So Israel, this tiny sliver of land, became their only future.
It is easy for non-Jews to say, "No, this is a different time. We’ve learned. No matter what the government of Iran and jihadists say, the international community will not allow the destruction of Israel." And for these non-Jews to see the prominent roles Jews play in the larger community, in law or business or government, to look at the success and wealth and military might of Israel: and wonder how as a Jew you can feel vulnerable. And for Jews to say, "You don’t understand."
"Never again" means never again can you trust. There will come a moment when even your friends won’t be there. History knows. You can depend only on yourself. So when the media and others encourage Israel to ease off to generate some international good-will, and Israel doesn’t, really Israel is saying, "When you can trust no one, why does international good-will matter?"
Israel was always the great underdog. The story of the Holocaust, Israel’s creation as a state in 1948, the building of a nation out of desert, its crushing victory in the Six-Day War in 1967 against much bigger opponents. You admire and feel for and cheer on the underdog. You want him to make it. In today’s context, to most around the world Israel doesn’t seem like the underdog. The Palestinians do. For the Jewish community, this is hard to take. Don’t you understand, the Jews are the underdog of history and will never not be. To the non-Jew, the battle in south Lebanon had to do with kidnappings, periodic rocket attacks by Hezbollah and Israel’s right to defend itself. To Israel, it had to do with the actions of a surrogate of Iran and Syria and a matter of Israel’s survival as a nation. "Proportionality" is in the eye of what one beholds.
This is a difficult time. It may prove a very dangerous time. It may prove the beginning of a turning point. Once again, we may be learning that military might is less mighty than we thought. It may be that there is no security in any piece of land held by anybody anywhere on earth. It may be that different understandings and approaches will be needed to survive the future. The important voice is the voice that’s missing. That is why Canada can matter.

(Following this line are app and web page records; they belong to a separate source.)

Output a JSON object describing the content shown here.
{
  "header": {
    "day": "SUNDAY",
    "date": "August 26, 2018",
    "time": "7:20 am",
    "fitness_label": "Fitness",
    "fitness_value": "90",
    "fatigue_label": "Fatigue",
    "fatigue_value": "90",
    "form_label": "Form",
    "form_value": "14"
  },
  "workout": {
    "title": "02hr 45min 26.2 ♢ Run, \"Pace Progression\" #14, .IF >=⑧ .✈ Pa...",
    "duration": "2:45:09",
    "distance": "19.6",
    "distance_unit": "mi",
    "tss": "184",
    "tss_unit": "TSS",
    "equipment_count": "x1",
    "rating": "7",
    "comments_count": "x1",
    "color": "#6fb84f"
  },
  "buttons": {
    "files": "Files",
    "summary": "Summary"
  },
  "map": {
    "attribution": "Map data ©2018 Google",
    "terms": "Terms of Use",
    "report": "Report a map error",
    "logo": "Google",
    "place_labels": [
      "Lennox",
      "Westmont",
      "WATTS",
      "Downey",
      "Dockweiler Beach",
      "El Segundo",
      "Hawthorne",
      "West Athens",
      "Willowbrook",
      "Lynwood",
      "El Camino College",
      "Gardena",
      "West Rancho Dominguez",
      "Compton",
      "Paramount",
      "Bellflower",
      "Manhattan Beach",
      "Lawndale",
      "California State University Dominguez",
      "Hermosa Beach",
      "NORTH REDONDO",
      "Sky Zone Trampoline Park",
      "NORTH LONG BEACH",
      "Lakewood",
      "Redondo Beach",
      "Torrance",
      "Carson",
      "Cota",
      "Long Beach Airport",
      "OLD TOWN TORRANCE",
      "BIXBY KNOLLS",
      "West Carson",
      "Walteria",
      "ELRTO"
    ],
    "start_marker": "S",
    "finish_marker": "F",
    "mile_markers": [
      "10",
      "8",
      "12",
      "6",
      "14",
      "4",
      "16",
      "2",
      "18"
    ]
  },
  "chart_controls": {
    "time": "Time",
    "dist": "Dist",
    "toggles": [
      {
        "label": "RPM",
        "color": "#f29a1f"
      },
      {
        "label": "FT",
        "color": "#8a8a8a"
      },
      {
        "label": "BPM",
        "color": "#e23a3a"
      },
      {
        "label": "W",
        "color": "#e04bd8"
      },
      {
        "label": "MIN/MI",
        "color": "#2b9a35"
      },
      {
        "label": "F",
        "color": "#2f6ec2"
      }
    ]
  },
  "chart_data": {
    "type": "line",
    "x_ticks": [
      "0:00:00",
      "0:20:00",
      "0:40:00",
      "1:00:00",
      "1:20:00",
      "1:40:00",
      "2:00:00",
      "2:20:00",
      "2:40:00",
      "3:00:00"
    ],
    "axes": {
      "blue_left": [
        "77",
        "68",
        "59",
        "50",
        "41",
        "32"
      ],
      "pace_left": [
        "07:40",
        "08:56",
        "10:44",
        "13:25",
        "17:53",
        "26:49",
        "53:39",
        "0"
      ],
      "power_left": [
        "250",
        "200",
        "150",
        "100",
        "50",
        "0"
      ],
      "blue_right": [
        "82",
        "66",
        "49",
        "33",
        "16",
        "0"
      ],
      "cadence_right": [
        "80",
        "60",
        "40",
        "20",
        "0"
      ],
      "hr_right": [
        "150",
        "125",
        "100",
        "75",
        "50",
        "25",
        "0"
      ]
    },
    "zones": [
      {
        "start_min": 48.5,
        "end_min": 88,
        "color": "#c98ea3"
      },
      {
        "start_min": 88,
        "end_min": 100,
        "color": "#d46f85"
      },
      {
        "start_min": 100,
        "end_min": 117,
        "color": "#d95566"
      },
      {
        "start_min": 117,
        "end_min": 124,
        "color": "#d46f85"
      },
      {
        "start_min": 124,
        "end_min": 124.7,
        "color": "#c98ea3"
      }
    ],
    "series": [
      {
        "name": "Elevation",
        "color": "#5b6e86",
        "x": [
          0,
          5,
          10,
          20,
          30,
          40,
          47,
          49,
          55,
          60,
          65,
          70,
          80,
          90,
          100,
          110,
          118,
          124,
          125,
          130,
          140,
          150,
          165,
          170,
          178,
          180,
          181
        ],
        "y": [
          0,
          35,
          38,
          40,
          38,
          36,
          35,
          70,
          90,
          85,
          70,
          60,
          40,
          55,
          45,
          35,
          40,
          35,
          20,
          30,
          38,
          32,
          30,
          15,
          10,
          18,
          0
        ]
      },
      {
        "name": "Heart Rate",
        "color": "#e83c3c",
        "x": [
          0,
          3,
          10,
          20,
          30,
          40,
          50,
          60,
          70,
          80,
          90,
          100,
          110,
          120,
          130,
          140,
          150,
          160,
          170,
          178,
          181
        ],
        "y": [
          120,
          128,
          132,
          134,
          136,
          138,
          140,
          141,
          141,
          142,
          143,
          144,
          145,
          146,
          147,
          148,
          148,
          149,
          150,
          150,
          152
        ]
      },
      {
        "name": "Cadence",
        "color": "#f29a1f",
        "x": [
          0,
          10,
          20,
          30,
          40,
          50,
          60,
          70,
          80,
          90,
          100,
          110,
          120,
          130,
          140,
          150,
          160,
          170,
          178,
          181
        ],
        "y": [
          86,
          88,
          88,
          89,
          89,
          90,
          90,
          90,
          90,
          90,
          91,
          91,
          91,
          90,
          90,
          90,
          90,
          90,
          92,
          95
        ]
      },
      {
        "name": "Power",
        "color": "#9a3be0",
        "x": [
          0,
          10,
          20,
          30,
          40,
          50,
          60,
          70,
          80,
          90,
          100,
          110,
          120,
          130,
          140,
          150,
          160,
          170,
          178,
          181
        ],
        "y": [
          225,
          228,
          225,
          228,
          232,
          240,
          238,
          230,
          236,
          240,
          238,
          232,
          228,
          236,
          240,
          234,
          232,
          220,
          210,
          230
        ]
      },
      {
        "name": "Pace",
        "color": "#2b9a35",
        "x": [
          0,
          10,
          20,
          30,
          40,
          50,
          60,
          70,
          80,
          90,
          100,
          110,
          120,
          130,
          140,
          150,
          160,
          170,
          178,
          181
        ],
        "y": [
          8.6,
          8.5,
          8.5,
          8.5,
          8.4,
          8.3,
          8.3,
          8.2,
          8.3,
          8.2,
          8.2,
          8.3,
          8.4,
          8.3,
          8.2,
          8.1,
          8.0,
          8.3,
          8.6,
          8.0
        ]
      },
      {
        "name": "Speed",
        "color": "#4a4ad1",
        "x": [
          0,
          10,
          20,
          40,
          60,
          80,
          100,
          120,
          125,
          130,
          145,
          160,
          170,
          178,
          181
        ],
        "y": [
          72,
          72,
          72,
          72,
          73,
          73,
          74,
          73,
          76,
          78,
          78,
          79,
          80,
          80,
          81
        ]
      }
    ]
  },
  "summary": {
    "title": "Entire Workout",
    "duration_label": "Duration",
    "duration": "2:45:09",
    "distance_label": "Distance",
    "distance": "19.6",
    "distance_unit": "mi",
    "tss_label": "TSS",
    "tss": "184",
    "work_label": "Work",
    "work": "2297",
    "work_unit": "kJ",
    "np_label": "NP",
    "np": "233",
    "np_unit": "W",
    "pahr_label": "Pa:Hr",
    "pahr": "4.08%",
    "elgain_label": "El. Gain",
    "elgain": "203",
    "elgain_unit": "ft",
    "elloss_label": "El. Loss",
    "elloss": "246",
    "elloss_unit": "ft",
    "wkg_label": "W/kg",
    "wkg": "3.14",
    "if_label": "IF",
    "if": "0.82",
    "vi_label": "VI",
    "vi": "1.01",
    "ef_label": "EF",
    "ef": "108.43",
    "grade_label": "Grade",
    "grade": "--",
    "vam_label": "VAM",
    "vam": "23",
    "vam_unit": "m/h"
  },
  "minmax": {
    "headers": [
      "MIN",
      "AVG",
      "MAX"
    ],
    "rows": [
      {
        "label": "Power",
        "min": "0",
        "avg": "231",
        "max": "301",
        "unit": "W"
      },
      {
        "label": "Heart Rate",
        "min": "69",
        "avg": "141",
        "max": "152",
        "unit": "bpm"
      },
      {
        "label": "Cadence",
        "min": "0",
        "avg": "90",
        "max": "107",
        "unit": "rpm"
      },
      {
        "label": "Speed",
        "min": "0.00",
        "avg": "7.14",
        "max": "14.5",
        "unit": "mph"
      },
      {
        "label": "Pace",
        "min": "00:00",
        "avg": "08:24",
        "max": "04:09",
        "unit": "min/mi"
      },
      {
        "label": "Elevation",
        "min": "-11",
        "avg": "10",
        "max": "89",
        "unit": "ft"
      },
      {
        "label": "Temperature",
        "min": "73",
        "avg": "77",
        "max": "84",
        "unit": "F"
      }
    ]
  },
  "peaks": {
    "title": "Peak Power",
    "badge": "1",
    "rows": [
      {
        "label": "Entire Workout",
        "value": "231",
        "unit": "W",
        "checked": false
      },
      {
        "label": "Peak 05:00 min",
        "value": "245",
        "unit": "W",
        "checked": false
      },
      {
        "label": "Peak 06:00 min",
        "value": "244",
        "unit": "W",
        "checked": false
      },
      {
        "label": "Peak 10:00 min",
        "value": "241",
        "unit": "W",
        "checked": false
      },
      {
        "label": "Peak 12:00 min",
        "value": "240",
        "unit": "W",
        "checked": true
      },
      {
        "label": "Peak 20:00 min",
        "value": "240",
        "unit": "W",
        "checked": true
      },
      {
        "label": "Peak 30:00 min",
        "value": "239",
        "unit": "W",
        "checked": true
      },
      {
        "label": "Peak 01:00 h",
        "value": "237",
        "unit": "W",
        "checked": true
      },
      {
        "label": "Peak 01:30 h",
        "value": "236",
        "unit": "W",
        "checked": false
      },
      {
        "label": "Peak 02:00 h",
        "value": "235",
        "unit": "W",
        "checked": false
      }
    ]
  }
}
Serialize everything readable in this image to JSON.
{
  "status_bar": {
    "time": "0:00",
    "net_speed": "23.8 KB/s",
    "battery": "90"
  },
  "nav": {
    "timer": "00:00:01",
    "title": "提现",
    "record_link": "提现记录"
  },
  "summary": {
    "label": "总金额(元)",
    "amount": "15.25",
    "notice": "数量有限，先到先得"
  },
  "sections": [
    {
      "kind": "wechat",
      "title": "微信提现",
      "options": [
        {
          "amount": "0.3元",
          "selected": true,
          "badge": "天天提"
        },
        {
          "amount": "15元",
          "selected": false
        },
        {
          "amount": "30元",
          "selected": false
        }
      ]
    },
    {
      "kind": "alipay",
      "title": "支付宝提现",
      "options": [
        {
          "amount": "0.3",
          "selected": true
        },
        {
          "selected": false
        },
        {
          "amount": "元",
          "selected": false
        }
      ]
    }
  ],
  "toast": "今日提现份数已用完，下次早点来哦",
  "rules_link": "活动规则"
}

To survive in this world, to survive in the future, for "never again" it may mean that "some time again" you have to trust.
But how can the Jewish people trust? But they must trust. But how can they?